> _Available records_:
* * * * *
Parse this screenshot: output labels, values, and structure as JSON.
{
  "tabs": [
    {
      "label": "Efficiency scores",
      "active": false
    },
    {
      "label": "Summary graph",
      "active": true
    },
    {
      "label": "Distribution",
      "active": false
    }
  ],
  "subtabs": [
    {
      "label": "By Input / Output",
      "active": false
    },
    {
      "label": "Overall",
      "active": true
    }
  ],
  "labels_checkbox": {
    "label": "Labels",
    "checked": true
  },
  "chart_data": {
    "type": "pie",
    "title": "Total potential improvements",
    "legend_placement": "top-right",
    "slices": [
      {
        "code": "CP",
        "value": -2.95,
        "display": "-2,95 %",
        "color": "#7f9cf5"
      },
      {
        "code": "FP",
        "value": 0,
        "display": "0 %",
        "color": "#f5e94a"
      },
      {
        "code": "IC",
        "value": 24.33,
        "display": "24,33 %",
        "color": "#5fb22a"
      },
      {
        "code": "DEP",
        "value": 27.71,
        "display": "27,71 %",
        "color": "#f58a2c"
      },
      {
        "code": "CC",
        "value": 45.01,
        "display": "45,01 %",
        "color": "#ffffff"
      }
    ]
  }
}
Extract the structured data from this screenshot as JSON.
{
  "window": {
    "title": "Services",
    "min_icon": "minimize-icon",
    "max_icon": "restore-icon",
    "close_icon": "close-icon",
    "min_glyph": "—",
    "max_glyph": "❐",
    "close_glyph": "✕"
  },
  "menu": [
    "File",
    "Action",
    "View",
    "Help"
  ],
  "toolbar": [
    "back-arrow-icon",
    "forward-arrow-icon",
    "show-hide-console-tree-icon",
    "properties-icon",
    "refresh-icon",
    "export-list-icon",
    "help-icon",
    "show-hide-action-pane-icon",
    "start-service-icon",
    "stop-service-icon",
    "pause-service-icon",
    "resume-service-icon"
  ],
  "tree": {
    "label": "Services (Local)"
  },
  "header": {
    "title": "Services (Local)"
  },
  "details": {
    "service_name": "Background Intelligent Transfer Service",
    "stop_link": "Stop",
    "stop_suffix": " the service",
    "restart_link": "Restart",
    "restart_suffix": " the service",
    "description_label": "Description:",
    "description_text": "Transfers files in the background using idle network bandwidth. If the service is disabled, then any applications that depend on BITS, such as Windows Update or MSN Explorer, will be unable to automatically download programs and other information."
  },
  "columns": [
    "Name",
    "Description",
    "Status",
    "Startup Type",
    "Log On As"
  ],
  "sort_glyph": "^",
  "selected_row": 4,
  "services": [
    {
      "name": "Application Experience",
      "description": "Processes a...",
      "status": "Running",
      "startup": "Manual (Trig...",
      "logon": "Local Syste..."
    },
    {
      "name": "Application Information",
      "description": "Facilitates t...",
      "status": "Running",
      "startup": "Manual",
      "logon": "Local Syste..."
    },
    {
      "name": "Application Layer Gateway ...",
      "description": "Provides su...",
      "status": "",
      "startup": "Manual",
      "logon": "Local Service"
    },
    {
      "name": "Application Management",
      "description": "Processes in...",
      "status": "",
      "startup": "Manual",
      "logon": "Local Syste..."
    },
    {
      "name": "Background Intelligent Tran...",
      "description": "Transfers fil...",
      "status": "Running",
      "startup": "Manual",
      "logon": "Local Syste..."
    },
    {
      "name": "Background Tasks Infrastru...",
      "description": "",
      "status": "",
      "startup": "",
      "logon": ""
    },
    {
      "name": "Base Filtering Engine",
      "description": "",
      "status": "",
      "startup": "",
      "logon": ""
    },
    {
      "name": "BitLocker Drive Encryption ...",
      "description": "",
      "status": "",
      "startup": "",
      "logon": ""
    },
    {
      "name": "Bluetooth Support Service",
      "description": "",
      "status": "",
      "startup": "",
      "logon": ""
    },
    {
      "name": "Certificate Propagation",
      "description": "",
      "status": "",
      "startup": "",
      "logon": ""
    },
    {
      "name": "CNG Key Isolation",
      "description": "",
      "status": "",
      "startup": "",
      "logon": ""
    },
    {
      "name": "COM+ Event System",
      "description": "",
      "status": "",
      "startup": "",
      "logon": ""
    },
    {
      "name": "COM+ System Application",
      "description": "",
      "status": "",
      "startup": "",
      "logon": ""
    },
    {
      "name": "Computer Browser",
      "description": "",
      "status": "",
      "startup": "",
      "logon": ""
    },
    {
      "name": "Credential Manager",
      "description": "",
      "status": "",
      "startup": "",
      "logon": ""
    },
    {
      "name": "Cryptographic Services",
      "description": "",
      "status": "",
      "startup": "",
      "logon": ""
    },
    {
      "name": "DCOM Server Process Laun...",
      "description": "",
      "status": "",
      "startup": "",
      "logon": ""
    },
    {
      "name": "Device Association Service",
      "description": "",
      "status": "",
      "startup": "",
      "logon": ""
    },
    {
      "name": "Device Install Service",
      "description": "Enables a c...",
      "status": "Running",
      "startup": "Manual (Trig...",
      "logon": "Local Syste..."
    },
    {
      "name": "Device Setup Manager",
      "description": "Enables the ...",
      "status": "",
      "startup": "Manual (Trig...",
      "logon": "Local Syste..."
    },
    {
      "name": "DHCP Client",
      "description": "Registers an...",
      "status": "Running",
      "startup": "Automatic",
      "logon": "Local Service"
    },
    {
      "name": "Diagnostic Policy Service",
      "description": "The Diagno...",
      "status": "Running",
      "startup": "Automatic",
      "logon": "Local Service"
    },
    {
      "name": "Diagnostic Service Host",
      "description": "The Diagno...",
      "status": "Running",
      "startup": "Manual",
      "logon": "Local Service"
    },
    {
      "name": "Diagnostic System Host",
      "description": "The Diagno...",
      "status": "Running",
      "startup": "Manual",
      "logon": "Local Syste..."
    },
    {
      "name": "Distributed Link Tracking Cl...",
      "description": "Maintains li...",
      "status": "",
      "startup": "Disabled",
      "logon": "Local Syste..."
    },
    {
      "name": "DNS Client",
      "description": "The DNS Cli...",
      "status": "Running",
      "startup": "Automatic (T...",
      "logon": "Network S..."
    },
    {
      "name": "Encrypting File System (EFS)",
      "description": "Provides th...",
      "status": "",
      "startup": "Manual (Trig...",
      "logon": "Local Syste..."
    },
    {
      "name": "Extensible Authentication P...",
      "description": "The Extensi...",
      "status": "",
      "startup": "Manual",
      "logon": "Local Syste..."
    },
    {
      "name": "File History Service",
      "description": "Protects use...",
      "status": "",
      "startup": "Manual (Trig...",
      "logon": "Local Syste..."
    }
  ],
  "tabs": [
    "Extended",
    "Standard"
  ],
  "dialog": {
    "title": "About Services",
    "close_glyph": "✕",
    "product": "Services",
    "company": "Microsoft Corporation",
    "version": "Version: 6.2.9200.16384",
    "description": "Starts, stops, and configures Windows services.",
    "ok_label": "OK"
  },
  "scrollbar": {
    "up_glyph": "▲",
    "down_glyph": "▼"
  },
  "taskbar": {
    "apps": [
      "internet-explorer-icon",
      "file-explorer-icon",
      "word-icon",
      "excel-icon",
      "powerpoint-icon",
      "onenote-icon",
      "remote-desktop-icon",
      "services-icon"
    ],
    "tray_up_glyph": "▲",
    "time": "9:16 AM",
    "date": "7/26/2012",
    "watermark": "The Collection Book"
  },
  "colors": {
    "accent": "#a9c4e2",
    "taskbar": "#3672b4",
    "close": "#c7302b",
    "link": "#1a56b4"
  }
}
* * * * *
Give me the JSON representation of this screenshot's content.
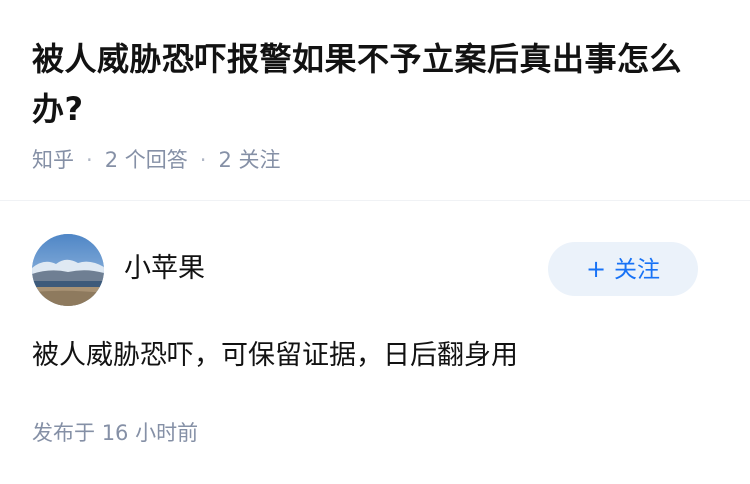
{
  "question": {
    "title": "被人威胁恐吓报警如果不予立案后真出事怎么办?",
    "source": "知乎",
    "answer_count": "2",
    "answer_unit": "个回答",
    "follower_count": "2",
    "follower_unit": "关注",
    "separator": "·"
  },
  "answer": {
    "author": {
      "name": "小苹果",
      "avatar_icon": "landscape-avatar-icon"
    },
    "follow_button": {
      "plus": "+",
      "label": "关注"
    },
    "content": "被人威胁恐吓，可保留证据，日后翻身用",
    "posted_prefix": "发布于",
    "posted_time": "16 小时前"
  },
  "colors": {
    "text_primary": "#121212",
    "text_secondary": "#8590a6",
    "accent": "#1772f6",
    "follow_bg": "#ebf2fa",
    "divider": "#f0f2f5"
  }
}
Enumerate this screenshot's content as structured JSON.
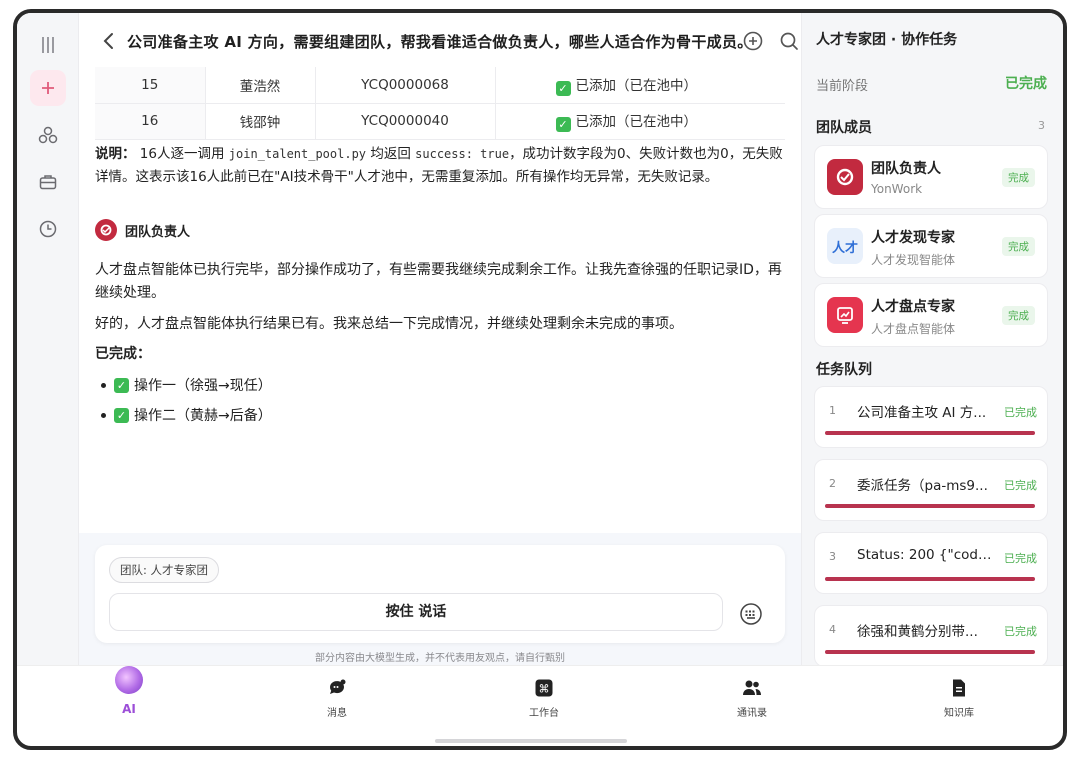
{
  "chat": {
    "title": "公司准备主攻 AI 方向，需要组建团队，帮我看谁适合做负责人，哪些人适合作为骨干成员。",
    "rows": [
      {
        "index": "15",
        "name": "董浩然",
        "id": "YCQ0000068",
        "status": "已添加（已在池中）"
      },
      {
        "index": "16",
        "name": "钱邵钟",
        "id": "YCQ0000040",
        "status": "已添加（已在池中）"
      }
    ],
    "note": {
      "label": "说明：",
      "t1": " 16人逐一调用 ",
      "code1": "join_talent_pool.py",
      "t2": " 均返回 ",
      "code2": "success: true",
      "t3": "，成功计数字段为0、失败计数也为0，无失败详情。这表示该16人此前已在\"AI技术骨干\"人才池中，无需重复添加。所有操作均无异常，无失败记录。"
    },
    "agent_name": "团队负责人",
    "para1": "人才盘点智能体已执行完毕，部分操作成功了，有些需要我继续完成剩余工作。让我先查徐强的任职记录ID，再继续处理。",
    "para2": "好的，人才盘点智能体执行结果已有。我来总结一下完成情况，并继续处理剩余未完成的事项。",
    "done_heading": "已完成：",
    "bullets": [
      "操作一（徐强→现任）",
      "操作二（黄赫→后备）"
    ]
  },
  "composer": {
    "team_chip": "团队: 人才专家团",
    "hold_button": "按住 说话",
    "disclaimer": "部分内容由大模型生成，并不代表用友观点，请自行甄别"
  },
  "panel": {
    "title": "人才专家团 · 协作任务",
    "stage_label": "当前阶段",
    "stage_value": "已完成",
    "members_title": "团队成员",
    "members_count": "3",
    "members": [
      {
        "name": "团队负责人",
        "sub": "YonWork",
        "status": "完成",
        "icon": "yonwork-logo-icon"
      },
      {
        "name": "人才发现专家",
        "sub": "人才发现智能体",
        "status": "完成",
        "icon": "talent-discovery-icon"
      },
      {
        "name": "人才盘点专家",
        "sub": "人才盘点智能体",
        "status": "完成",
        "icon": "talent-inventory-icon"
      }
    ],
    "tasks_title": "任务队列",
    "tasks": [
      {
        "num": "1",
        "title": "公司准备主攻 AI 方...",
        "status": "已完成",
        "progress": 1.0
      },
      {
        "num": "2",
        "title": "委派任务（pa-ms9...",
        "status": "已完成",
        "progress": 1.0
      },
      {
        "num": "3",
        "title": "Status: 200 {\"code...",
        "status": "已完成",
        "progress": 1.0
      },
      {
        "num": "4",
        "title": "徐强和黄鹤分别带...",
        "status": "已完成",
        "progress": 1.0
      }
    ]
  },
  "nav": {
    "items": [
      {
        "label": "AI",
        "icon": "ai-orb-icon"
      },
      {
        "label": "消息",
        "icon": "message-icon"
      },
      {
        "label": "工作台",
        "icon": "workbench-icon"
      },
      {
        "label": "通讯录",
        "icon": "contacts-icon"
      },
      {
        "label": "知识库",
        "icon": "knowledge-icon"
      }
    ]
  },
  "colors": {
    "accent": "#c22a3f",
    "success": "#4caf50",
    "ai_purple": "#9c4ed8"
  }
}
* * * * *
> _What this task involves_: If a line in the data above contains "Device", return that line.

> _Final answer_:
      "name": "Device Association Service",
      "name": "Device Install Service",
      "name": "Device Setup Manager",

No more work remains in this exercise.